To access the underlying code in Displayr, go to Properties > R CODE.

form.dropBox({label: "Outcome", 
            types:["Variable: Numeric, Date, Money, Categorical, OrderedCategorical"], 
            name: "formOutcomeVariable",
            prompt: "Dependent variable predicted by the regression"})
form.dropBox({label: "Predictor(s)",
            types:["Variable: Numeric, Date, Money, Categorical, OrderedCategorical"], 
            name: "formPredictorVariables", 
            prompt: "Independent variable(s) used to predict the dependent variable",
var formType = form.comboBox({label: "Type", 
              alternatives: ["Linear", "Binary Logit", "Ordered Logit", "Multinomial Logit", "Poisson", "Quasi-Poisson", "NBD"], 
              name: "formType", default_value: "Linear",
              prompt: "Type of regression"})
var formMissing = form.comboBox({label: "Missing data", 
              alternatives: ["Error if missing data", "Exclude cases with missing data", "Use partial data (pairwise correlations)", "Multiple imputation"], 
              name: "formMissing", default_value: "Exclude cases with missing data",
              prompt: "Treatment of missing data values"})
if(formMissing.getValue() == "Multiple imputation")
    form.dropBox({label: "Auxiliary variables",
            types:["Variable: Numeric, Date, Money, Categorical, OrderedCategorical"], 
            name: "formAuxiliaryVariables", 
            required: false, 
            prompt: "Additional variable(s) to use when conducting imputation"})
var formOutput = form.comboBox({label: "Output", 
              alternatives: ["ANOVA", "Summary", "Detail"], 
              name: "formOutput", default_value: "ANOVA",
              prompt: "Type of output produced"})
form.checkBox({label: "Variable names", name: "formNames", default_value: false, prompt: "Whether to use variable names instead of labels"})
if((formType.getValue() == "Linear") && formMissing.getValue() != "Use partial data (pairwise correlations)" && formMissing.getValue() != "Multiple imputation")
    form.checkBox({label: "Robust standard errors", name: "formRobustSE", default_value: false,
                   prompt: "Compute standard errors that are robust to violations of the assumption of constant variance"})

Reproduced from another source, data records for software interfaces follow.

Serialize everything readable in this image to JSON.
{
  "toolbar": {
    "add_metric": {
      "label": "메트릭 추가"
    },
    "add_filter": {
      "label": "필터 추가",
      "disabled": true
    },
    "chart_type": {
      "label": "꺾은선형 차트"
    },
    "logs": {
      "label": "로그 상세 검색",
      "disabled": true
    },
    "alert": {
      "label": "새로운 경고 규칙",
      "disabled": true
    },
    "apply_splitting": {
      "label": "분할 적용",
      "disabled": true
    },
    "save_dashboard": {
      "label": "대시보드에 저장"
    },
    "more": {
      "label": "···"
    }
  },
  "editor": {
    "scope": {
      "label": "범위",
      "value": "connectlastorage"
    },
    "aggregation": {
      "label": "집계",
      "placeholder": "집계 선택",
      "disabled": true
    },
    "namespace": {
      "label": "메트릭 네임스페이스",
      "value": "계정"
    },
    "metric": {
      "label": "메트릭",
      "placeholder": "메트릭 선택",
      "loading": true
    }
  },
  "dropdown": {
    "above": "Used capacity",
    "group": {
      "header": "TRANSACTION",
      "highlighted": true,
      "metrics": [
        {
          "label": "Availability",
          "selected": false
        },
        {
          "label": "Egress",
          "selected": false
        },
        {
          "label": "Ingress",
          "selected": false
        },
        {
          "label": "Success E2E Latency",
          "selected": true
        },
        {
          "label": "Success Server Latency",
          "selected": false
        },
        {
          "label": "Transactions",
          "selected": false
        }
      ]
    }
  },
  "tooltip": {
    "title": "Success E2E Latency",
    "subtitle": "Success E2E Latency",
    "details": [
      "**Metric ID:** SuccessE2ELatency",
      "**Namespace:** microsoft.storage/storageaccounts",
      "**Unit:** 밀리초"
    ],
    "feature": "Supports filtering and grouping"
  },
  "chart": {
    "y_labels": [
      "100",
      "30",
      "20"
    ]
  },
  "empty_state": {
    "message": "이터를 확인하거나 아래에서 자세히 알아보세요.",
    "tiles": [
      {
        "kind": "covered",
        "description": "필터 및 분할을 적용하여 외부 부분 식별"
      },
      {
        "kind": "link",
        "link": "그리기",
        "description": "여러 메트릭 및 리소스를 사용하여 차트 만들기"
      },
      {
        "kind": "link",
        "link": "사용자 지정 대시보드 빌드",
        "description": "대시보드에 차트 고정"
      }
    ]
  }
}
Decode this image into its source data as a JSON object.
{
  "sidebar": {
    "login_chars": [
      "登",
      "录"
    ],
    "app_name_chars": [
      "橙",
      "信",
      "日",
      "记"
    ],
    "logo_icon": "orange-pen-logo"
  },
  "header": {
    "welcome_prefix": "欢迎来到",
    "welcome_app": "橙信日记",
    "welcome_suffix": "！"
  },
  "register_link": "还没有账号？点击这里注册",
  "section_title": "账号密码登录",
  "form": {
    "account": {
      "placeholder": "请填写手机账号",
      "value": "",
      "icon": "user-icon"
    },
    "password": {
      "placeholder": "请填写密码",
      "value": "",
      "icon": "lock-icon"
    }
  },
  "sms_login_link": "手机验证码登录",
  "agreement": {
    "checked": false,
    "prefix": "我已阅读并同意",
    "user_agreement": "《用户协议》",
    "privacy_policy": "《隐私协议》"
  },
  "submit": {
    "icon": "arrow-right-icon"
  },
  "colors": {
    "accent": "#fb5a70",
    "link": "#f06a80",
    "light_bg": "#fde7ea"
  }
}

form.setHeading((formOutput.getValue() == "ANOVA" ? "ANOVA" : "Generalized Linear Model" ) +": " + formType.getValue());
glm <- Regression(QFormula(formOutcomeVariable ~ formPredictorVariables), weights = QPopulationWeight, subset = QFilter, missing = formMissing, output = formOutput,
         = get0("formRobustSE", ifnotfound = FALSE), type = formType, show.labels = !formNames, auxiliary = get0("formAuxiliaryVariables", ifnotfound = NULL))